-- Source data follows --

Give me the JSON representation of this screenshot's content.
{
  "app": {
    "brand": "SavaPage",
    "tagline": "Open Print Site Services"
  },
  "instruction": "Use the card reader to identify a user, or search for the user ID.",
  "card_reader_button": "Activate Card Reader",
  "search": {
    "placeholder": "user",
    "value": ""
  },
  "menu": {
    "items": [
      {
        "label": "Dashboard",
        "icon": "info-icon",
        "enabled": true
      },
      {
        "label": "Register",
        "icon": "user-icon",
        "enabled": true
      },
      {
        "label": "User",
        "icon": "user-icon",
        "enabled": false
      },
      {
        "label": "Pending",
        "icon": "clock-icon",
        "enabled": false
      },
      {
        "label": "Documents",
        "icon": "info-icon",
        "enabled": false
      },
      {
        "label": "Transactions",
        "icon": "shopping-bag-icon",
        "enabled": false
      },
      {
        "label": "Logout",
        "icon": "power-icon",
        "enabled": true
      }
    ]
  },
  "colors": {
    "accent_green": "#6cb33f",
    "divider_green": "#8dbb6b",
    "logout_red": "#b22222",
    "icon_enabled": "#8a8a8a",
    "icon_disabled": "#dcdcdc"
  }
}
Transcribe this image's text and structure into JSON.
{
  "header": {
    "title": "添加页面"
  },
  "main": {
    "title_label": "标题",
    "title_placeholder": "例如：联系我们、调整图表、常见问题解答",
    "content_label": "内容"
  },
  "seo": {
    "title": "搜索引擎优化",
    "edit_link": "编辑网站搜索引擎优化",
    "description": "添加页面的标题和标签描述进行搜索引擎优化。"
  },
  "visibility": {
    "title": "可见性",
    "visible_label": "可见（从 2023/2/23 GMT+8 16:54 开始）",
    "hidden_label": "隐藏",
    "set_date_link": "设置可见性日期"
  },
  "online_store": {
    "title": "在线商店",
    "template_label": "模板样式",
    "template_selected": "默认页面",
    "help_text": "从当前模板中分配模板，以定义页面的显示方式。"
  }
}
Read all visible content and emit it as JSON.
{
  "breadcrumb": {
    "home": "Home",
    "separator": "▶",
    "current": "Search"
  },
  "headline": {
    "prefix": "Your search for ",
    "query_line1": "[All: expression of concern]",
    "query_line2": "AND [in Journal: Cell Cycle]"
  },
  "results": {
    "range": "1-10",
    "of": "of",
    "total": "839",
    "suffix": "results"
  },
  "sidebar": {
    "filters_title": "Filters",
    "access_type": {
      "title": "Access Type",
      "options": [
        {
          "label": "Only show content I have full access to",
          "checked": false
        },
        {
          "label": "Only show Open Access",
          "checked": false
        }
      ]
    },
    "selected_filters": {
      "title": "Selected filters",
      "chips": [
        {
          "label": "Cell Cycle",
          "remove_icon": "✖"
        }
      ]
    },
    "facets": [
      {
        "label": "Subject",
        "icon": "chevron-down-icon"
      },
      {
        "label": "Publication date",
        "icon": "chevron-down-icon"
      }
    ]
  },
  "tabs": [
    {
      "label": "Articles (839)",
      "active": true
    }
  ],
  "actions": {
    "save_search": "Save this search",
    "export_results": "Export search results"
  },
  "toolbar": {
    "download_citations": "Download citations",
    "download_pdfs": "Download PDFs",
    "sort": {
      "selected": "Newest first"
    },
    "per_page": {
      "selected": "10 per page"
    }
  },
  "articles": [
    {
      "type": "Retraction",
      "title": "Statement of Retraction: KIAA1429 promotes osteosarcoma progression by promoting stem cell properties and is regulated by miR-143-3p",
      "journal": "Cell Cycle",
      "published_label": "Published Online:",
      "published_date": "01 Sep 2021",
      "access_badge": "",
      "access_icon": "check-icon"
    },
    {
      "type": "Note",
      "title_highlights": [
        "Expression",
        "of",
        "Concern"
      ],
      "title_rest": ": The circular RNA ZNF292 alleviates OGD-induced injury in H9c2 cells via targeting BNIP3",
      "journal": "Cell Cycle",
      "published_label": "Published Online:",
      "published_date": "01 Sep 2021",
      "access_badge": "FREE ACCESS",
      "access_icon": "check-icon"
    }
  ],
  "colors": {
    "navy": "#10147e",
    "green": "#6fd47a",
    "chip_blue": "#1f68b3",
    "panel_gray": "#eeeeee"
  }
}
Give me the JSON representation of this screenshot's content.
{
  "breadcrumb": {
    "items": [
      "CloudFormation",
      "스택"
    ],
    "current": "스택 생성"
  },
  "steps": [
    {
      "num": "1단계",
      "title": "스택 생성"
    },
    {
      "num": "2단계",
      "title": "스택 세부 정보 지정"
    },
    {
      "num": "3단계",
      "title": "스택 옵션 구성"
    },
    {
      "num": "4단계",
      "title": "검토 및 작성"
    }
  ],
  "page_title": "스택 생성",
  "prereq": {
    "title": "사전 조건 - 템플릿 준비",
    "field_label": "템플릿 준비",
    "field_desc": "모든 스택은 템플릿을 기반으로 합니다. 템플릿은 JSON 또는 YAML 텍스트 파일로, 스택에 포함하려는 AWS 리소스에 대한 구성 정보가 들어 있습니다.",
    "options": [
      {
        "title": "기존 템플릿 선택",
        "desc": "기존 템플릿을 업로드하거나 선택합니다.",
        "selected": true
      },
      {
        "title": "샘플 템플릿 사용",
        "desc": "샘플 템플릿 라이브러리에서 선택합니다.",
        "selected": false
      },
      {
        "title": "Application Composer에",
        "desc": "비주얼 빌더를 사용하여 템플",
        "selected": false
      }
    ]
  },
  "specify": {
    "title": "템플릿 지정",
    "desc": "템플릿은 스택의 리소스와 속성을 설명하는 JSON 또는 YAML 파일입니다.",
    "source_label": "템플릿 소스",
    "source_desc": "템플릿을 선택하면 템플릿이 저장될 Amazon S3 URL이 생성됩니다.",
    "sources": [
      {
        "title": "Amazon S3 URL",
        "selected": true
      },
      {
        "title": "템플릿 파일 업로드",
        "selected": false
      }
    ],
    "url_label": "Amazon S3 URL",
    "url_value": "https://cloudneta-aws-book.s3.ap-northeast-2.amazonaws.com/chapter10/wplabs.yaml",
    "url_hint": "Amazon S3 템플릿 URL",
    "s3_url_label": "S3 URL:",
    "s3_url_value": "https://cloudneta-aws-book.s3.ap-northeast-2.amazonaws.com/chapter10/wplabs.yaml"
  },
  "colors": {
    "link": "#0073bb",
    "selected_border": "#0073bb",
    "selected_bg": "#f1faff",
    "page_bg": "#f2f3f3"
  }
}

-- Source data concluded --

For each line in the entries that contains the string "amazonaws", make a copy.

    "url_value": "https://cloudneta-aws-book.s3.ap-northeast-2.amazonaws.com/chapter10/wplabs.yaml",
    "s3_url_value": "https://cloudneta-aws-book.s3.ap-northeast-2.amazonaws.com/chapter10/wplabs.yaml"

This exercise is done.